--- START ---

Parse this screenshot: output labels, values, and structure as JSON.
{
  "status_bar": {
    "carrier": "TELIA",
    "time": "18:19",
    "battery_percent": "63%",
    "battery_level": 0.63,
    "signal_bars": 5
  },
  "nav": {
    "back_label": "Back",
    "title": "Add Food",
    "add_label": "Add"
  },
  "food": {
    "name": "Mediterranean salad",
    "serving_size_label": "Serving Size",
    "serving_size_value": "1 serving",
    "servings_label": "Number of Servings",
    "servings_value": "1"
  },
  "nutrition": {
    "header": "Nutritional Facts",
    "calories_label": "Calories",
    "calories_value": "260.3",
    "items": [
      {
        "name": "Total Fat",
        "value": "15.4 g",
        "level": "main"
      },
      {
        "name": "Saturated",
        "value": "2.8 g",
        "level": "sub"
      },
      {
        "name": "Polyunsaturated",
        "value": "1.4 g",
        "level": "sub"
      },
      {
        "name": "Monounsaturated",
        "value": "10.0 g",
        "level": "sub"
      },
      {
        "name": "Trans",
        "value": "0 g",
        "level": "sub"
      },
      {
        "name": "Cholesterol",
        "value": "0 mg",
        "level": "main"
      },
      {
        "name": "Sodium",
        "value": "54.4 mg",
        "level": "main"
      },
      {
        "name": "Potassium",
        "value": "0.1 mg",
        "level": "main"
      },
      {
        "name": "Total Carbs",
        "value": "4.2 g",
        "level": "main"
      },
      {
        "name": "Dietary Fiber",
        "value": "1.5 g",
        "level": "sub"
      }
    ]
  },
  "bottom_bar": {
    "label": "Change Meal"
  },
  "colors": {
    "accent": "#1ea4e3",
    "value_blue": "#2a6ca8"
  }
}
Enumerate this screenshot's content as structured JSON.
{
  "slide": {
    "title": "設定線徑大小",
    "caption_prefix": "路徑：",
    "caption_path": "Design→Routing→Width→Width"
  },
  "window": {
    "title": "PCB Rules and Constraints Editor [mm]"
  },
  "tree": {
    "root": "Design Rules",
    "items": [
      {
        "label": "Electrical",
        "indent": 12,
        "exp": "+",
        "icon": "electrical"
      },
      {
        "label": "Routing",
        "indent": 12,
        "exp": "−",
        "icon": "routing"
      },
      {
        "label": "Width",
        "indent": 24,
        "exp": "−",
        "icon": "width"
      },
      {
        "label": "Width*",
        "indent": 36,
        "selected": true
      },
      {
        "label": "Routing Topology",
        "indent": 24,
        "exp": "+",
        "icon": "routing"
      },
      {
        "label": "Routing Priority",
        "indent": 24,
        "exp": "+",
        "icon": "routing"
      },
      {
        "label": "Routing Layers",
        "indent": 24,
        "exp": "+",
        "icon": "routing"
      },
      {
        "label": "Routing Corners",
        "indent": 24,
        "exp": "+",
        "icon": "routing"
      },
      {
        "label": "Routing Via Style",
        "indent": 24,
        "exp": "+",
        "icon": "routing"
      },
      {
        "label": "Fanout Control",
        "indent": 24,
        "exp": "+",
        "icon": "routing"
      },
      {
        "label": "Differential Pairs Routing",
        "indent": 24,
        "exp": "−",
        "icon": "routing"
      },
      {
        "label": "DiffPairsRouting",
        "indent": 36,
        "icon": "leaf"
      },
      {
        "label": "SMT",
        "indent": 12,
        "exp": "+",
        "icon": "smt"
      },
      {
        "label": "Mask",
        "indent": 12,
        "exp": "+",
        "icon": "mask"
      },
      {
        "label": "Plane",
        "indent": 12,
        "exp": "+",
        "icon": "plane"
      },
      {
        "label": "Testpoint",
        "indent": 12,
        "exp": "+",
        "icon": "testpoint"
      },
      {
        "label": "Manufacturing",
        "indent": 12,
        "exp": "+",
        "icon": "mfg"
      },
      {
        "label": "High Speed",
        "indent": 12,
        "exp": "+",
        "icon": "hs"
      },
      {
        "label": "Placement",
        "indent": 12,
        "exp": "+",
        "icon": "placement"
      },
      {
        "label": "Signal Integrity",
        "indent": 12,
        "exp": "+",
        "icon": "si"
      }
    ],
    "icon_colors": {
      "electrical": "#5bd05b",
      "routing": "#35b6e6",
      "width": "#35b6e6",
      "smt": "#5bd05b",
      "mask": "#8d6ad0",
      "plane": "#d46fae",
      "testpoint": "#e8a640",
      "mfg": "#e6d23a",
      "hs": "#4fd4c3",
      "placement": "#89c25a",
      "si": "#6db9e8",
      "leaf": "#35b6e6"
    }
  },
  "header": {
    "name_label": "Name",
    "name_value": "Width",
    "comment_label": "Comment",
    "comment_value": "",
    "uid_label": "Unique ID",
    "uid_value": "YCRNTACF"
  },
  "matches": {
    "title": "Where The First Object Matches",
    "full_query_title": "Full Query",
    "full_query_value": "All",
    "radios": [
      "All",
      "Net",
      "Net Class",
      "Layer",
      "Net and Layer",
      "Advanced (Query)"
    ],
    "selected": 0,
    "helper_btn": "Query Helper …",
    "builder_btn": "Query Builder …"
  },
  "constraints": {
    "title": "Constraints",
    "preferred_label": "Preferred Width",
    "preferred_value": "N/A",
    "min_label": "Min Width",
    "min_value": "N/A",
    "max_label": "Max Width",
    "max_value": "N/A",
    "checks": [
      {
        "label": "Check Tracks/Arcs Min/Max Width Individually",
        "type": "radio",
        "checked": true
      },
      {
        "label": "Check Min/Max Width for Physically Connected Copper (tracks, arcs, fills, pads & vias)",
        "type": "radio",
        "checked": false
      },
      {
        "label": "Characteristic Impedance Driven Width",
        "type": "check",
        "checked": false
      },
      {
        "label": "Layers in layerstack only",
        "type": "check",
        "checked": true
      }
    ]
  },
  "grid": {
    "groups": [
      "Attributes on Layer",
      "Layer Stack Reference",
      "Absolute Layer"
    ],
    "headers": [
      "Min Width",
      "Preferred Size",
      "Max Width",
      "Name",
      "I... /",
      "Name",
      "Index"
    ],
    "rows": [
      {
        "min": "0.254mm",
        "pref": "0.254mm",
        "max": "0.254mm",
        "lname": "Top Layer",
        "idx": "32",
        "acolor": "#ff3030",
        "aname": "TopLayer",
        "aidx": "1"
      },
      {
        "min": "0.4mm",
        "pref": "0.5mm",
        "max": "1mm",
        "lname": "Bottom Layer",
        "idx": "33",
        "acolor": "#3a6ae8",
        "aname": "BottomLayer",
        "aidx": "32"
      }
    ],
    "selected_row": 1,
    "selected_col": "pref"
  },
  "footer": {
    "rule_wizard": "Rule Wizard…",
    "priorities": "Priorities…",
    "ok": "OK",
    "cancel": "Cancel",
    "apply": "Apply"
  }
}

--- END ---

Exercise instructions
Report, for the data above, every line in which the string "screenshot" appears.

Response to this exercise
Parse this screenshot: output labels, values, and structure as JSON.
Enumerate this screenshot's content as structured JSON.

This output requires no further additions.